Author: Frank McCourt
Angela’s Ashes is a memoir by Frank McCourt about his childhood in Limerick, Ireland. Frank is Angela and Malachy’s first born son and was born in America where the family lived briefly before relocating. The family later moved to Ireland after the death of their daughter, Margaret.
This is a story about hardship, extreme poverty and perseverance. Angela’s family wallows in poverty in Ireland and struggle each day just to get something to eat. Most of the times, the family survives on slices of bread and tea. There are times when they have to sleep hungry. Malachy is an alcoholic unable to feed his family. He drinks away his wages and finally goes off to work in England and never comes back home or send any money like the other fathers do.
“The master says it’s a glorious thing to die for the Faith and Dad says it’s a glorious thing to die for Ireland and I wonder if there’s anyone in the world who would like us to live.”
― Frank McCourt,
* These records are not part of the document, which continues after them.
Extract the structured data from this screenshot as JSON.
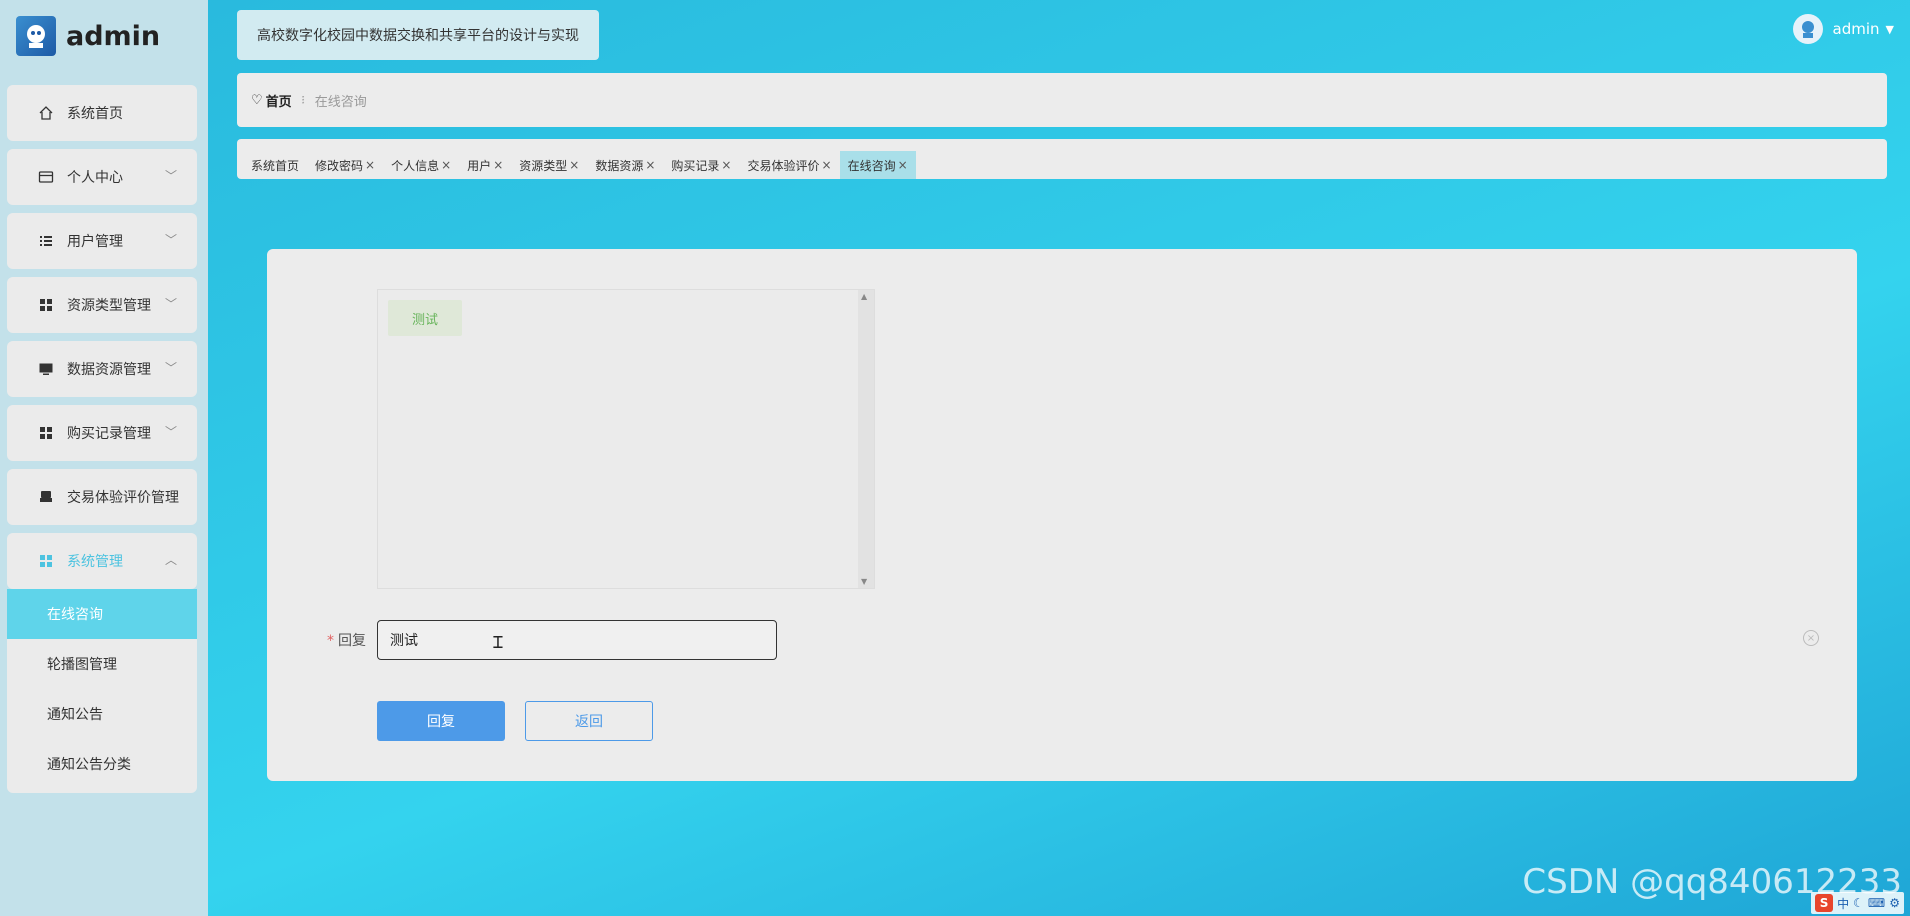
{
  "app": {
    "logo_text": "admin",
    "system_title": "高校数字化校园中数据交换和共享平台的设计与实现",
    "user_name": "admin"
  },
  "sidebar": {
    "items": [
      {
        "label": "系统首页",
        "icon": "home-icon"
      },
      {
        "label": "个人中心",
        "icon": "card-icon"
      },
      {
        "label": "用户管理",
        "icon": "list-icon"
      },
      {
        "label": "资源类型管理",
        "icon": "grid-icon"
      },
      {
        "label": "数据资源管理",
        "icon": "monitor-icon"
      },
      {
        "label": "购买记录管理",
        "icon": "grid-icon"
      },
      {
        "label": "交易体验评价管理",
        "icon": "printer-icon"
      },
      {
        "label": "系统管理",
        "icon": "grid-icon"
      }
    ],
    "sub_items": [
      "在线咨询",
      "轮播图管理",
      "通知公告",
      "通知公告分类"
    ]
  },
  "breadcrumb": {
    "home": "首页",
    "separator": "፧",
    "current": "在线咨询"
  },
  "tabs": [
    "系统首页",
    "修改密码",
    "个人信息",
    "用户",
    "资源类型",
    "数据资源",
    "购买记录",
    "交易体验评价",
    "在线咨询"
  ],
  "tab_close": "×",
  "chat": {
    "messages": [
      "测试"
    ]
  },
  "form": {
    "reply_label": "回复",
    "required_mark": "*",
    "reply_value": "测试",
    "reply_button": "回复",
    "back_button": "返回"
  },
  "watermark": "CSDN @qq840612233",
  "ime": {
    "logo": "S",
    "lang": "中"
  },
  "colors": {
    "accent": "#4d9ae8",
    "active_menu": "#5fd4ea",
    "chat_text": "#67b45a"
  }
}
Angela has to do everything possible to provide for her family. Mostly, she is forced to beg for food. Frank on the other hand is desperate to become a man and start providing for his family which has now grown to include five brothers although two of them later die. It’s nice to see how much Frank valued the idea of manhood and seemed to try very hard not to end up like his father. For instance; when his mother fell ill and there was no food at home, Frank stole food from the streets to keep them going.
Angela’s Ashes by Frank McCourt is one of the saddest stories that I have ever read. Children dying (three children die of infancy illnesses); others starving, while others struggling with afflictions of being poor. The family is so poor that they sleep on fleas infested beds. They can’t afford milk for the babies and at times, Angela gives them water with sugar. At some point, they are cold and can’t afford coal and so they use the timber of the walls of the house as firewood.
However, Frank McCourt tells his story in such a way that the characters are not pitiable. There are humorous moments despite the struggles. I especially liked the story of Frank’s journey to self-awareness. By 11 years old, he is working and providing for his family. At the age of fifteen, Frank loses his first love to Tuberculosis and at 19, he moves to America. Angela is also a woman to be admired for her strength and resilience.
“A mother’s love is a blessing
No matter where you roam.
Keep her while you have her,
You’ll miss her when she’s gone.”
― Frank McCourt,
I also loved the fact that the story was told from the perspective of the child narrator. It was interesting to have incidents described with the childlike innocence. Growing up in a religious society, Frank struggles with remaining righteous despite the many temptations that seem to come his way. He is always at confession sharing his ‘sins’ with the priests and seeking absolution. As a young boy, Frank does not understand about sex and even thinks that children are dropped home by angels. I admired the fact that at the age of 66, the author still managed to portray such a strong child’s voice.
I enjoyed this book and recommend it. I give it 5 stars. I look forward to reading the sequel, Tis and find out about Frank McCourt’s life in America.